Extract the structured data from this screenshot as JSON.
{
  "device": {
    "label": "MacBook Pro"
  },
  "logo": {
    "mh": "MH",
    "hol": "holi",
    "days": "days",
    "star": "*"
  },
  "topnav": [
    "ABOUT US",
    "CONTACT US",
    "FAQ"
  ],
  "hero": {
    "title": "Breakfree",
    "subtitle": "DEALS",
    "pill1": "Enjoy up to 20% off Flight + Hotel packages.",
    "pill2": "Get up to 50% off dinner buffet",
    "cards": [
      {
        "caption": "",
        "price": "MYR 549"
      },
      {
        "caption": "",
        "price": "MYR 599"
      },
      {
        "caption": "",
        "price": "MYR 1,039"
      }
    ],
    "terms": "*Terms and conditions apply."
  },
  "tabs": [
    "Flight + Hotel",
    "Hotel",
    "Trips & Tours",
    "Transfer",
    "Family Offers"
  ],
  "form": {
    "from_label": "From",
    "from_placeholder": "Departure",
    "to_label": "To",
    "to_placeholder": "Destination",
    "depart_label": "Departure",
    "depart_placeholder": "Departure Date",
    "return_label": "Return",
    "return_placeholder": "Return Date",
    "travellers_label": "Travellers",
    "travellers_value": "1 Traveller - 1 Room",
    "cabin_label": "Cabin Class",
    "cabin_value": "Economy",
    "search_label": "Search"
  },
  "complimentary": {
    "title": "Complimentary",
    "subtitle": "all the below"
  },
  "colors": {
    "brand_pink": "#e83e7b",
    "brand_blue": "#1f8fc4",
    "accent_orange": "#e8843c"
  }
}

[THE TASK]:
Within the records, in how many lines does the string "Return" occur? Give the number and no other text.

[TASK OUTPUT]:
2